COLUMBUS _ "You know, there's only one thing wrong with the world," Uncle Chet paused, then dropped a log onto the stack.
"Maybe in your world," I was on my knees, feeding the last, heavy, freshly cut ash into an old wheelbarrow.
"The rich have all the money," he said. "Every other problem, from war to health insurance to global warming, stems from that injustice. And of course, the rich, and their minions in politics and media, are Republican."
"Of course," I got up slowly, reached down for the taped wooden handles, ready to wheel the load.
"And I love it when the rich cry poor, because I love dark comedy," Uncle Chet said. "They talk about shared sacrifice, then go buy a Mercedes and only two secretaries this year. To me, the nation's biggest crisis is the disconnect between the super rich and the rest of us, although you can't really blame the rich."
"No?" I grunted, wheeling, trying not to dump the load.
"No, because the only feedback they get is at the country club from each other, or from people who know they have to kiss up, let alone dare mention that someone is being piggy."
I lowered the handles, stretched my back, looked over at this septuagenarian in a T-shirt and green Jets cap who was slowly, methodically stacking logs.
He shrugged at me, said: "They talk about cutting back, trimming our waistlines, but I say those with the widest girth need to trim the most. The concentration of wealth and power has never been greater in this country. We're headed for rule by trillionaires, for crying out loud, barons more powerful than groups of nations."
"Who's the richest?" I said.
"I don't know, but we have hundreds of billionaires," he said, "and they control almost everything because money is power."
"The power to remain anonymous," I said.
"The country's broke because of the Bush wars and the banksters, but the crazy thing is we have more money in circulation than ever. We should be flush, but most of the money the government's pumping out is going into a few selected pockets."
"Some things never change," I said.
"So while people on fixed incomes are being squeezed, millions facing foreclosure, others working two jobs, scrimping, Republicans are getting richer, profiting on disaster, so cocky now they no longer disguise plans to destroy Medicare, Social Security, all the public commons. And the response from the middle class, the unions, is feeble because so many have fallen off the ladder."
"Look at the Republicans, going after teachers, that last regiment of a dying breed, those who believed that if they worked long and hard, they could raise a family and retire in their 60s."
"The nerve of them," I said.

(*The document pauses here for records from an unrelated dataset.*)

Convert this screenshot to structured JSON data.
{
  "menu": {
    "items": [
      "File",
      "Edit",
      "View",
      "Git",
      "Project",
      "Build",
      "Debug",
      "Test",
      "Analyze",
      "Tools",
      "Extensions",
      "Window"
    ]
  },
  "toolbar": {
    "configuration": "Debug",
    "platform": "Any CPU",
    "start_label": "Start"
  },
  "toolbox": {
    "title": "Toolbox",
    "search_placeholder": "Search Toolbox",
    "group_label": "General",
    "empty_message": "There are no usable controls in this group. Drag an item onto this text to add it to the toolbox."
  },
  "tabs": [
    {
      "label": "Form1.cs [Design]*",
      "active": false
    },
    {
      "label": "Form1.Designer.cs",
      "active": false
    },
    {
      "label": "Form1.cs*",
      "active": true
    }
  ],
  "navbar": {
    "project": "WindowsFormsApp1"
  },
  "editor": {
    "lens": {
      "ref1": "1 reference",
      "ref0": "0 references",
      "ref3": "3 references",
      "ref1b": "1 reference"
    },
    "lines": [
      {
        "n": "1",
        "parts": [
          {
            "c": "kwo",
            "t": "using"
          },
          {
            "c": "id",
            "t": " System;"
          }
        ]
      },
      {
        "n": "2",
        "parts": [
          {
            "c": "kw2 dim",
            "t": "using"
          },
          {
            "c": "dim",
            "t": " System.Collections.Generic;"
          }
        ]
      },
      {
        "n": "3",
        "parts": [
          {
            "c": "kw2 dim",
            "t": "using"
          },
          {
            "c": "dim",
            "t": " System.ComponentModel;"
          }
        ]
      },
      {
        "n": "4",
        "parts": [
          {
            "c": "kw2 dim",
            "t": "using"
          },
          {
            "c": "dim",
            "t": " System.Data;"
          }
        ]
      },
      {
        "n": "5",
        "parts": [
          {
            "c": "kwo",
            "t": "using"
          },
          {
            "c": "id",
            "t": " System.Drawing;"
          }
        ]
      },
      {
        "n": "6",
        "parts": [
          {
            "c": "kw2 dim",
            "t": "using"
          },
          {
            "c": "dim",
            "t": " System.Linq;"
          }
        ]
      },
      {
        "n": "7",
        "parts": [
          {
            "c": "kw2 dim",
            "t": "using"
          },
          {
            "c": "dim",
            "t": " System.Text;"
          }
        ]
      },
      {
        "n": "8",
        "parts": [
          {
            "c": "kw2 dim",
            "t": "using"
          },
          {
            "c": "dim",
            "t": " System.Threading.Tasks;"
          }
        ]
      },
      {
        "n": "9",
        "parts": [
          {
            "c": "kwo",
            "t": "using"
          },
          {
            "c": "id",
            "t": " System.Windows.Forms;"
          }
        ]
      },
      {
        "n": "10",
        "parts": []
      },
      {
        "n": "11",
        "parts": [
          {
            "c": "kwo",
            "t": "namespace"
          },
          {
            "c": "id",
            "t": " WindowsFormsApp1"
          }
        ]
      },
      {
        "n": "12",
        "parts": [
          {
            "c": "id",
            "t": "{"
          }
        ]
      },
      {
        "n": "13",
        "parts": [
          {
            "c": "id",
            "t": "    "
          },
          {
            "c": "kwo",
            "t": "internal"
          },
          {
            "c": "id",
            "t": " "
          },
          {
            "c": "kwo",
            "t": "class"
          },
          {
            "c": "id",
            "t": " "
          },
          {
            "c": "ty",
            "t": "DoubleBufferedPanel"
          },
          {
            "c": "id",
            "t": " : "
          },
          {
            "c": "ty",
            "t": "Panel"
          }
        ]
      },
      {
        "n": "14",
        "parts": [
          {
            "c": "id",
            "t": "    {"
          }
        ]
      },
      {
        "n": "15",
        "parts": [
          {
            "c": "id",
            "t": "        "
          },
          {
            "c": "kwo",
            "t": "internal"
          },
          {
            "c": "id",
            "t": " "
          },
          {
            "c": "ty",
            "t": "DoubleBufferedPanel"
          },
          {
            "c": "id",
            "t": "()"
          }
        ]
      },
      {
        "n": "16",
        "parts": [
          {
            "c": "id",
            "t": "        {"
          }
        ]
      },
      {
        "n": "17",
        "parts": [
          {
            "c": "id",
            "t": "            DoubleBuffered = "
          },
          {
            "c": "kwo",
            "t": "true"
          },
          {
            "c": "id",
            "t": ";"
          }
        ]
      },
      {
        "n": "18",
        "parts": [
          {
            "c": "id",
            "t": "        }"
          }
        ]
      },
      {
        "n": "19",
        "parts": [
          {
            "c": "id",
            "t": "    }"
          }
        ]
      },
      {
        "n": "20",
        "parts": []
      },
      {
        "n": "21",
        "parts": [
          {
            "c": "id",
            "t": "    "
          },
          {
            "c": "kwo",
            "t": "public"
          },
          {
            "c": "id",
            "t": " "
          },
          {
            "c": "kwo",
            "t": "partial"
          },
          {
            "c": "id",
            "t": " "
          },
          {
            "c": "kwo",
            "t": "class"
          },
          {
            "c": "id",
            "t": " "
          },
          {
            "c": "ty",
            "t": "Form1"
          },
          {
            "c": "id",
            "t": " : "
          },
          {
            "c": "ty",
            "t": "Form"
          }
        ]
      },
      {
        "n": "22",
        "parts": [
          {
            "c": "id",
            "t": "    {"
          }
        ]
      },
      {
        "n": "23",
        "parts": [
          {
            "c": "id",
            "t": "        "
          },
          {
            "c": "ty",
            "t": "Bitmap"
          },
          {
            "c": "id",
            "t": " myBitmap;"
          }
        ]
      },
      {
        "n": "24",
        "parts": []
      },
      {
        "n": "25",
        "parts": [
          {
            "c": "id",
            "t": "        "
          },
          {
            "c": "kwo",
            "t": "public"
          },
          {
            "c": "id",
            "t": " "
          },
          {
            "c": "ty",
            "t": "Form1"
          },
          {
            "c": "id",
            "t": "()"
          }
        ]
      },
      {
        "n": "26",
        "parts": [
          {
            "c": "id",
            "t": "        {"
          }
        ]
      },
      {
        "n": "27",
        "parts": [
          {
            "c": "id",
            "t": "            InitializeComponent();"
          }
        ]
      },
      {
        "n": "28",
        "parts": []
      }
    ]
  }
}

"Look at the Republicans going after Elizabeth Warren, using that weasel from North Carolina to snarl at her because she has the temerity to stand up for consumers, because she wrote 'The Two-Income Trap: Why Middle-Class Mothers and Fathers Are Going Broke.'"
"Never heard of it," I said.
"You ought to read it. She's arguably the best friend we have in government, and the big banksters are trying to take her out," he said.
"Swiftboat her," I said.
"Well, that's the way the shadow government operates; they just order up a media hit and bid the job out to those who depend on their money. Then, presto _ because no job is too big or dirty for someone _ John Kerry, Barack Obama or Elizabeth Warren find themselves being raked over the coals on Fox TV."
"I don't watch TV."
"You know the channel: `we distort, you absorb."
"How about the Democrats, though," I said. "They're not pure."
"Some aren't much better than Republicans, although some, like Dennis Kucinich, are great," he said.
"He has a beautiful wife," I said.
"He's anti-war, pro-worker, pro-Social Security, pro-Medicare, pro-single payer, pro-public power; he grew up poor and remembers where he came from."
"Like Paul Wellstone."
"Sure. Democrats still have a few heroes, and if you want to find one, it's easy. Just observe who the Republicans are trying to throw under the bus."